Nobel laureate warns against relaxing smoking ban
New German Nobel laureate for medicine, Harald zur Hausen, says the plan to relax the smoking ban in Bavaria would have dreadful consequences.
Speaking to Der Spiegel, zur Hausen said the newly-agreed plans of the Christian Social Union (CSU) to water down the smoking ban would be "catastrophic."
He said it was known that nearly a quarter of all heavy smokers would die of lung cancer, not to mention other forms of cancer.
The CSU and the Free Democrats (FDP) are set to hammer out a coalition agreement to rule Bavaria this weekend following last month's state election. Although many details are still to be decided, both parties are agreed on relaxing the smoking ban.
Zur Hausen won the Nobel Prize for his work identifying the fact that the human papilloma virus causes cervical cancer, a discovery which led to the development of a vaccine.

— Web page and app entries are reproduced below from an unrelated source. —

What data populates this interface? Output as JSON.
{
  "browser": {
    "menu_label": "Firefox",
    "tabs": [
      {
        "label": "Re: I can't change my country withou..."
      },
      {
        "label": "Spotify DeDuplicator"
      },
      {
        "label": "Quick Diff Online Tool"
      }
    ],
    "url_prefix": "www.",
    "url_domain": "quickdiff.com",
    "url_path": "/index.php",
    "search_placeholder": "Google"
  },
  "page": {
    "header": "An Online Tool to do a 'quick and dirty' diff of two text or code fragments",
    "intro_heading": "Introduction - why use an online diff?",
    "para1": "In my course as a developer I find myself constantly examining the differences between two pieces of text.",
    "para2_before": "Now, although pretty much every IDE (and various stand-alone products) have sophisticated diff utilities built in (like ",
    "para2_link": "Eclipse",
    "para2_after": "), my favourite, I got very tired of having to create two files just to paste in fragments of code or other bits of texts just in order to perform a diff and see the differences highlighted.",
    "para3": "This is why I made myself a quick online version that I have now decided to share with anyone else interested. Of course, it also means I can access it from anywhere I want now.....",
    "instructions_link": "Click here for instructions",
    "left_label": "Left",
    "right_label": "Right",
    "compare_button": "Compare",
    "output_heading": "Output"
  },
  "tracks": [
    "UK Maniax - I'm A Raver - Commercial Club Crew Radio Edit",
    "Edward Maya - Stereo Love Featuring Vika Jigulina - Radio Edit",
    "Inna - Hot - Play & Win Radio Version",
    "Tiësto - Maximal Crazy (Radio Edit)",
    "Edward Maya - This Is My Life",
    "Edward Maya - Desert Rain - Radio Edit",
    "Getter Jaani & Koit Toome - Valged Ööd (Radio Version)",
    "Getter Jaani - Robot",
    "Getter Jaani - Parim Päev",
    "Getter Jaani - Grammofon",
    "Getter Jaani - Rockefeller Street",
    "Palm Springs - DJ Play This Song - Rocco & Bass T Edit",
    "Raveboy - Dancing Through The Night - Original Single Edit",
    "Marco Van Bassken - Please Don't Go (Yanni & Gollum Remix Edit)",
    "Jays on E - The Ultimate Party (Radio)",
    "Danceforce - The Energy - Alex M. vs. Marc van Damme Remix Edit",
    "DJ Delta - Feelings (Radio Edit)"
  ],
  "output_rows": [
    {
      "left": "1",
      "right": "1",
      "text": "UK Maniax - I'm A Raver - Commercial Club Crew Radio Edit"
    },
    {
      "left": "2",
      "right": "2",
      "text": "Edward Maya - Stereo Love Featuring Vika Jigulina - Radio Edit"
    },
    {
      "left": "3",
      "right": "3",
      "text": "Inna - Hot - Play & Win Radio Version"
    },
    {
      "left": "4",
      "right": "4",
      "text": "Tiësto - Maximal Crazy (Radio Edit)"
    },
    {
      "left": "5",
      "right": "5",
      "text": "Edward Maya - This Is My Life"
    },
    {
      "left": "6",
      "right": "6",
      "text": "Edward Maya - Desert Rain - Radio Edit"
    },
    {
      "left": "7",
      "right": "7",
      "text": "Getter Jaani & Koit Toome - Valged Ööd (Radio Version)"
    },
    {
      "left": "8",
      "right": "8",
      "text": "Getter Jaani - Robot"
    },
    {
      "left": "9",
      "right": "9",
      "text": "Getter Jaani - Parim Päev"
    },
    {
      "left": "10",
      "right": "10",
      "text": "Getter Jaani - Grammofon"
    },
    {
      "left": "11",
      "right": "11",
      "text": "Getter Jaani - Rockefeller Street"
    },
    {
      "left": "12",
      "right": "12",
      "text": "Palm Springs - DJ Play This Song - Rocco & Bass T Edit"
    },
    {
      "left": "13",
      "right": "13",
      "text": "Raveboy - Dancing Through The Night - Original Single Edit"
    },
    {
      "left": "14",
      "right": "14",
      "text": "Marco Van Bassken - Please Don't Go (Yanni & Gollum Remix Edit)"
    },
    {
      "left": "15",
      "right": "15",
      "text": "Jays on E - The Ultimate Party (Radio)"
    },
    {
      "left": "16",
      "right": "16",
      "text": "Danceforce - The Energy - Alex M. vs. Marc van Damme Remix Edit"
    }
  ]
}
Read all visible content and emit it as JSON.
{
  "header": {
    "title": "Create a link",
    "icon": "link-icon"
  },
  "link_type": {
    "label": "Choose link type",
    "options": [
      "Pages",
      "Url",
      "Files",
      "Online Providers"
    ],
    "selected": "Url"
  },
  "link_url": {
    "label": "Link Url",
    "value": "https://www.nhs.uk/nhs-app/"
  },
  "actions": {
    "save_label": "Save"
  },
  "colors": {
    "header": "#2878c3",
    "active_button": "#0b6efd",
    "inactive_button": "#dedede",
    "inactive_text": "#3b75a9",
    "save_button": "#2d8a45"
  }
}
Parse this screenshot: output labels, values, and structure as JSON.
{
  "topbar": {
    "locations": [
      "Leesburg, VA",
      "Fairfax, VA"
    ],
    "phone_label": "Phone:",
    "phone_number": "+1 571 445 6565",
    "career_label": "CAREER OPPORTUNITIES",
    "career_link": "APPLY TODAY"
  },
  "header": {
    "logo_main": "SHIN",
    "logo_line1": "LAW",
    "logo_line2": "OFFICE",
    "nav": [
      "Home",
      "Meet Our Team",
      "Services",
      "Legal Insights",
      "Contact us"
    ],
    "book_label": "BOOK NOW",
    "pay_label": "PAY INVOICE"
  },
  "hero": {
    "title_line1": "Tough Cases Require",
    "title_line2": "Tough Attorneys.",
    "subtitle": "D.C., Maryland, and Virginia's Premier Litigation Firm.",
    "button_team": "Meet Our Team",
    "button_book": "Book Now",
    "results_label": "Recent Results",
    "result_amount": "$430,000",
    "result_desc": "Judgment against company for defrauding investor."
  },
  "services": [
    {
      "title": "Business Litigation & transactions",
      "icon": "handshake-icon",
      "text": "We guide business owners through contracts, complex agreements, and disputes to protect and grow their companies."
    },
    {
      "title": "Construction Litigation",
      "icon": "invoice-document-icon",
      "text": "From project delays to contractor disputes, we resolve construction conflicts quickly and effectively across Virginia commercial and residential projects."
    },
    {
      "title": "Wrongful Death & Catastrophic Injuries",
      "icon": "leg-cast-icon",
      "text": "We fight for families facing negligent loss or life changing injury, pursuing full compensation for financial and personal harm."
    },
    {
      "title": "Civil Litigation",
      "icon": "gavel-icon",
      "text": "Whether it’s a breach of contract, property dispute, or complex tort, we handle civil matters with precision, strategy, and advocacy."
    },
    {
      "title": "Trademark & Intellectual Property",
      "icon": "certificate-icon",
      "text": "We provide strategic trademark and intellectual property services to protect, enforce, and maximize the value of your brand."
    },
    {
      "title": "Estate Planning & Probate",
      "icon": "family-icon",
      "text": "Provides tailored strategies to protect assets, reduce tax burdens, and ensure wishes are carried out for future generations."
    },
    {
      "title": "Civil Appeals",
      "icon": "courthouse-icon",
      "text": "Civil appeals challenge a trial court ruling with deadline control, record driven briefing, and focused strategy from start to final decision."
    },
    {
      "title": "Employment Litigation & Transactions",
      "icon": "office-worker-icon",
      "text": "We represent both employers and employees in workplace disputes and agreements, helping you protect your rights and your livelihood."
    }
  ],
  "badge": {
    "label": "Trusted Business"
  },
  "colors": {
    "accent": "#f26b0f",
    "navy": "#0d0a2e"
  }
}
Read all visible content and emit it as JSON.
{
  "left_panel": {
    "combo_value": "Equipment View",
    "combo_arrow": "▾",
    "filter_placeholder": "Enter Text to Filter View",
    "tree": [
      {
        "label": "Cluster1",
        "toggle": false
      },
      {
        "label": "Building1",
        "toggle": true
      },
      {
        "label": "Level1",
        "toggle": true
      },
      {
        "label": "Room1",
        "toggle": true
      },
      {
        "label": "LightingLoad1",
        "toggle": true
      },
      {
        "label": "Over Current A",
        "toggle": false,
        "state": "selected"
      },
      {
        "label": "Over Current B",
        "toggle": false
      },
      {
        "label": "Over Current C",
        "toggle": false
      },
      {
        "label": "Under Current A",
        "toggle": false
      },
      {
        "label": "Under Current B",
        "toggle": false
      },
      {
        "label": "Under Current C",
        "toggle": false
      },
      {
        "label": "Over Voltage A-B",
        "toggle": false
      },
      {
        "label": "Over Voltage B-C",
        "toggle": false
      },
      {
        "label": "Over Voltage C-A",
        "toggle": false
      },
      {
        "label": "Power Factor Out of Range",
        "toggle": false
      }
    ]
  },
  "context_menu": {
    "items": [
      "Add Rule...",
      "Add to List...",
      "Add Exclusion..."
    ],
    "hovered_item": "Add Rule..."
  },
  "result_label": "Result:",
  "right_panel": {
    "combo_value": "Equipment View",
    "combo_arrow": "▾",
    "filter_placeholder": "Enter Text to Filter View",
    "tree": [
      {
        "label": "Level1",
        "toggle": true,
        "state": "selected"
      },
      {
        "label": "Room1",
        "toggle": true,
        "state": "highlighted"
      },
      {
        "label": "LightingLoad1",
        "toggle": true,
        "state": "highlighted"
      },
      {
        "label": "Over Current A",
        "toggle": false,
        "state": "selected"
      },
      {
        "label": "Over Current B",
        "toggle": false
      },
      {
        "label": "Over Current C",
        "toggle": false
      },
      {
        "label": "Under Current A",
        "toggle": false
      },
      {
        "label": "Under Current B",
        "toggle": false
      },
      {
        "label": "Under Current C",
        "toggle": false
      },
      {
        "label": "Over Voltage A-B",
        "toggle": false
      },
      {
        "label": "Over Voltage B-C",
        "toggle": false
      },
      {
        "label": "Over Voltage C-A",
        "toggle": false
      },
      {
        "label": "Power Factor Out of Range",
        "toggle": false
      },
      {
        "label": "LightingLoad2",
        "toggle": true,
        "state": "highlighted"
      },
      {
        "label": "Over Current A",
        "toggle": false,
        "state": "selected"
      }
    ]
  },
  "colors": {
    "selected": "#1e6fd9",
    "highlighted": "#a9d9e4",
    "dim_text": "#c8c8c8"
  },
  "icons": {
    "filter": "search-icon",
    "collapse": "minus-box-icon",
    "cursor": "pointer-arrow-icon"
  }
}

He told the magazine he had regularly smoked cigars until 1970 when he felt the connection between tobacco and cancer had been proven, after which he abruptly stopped.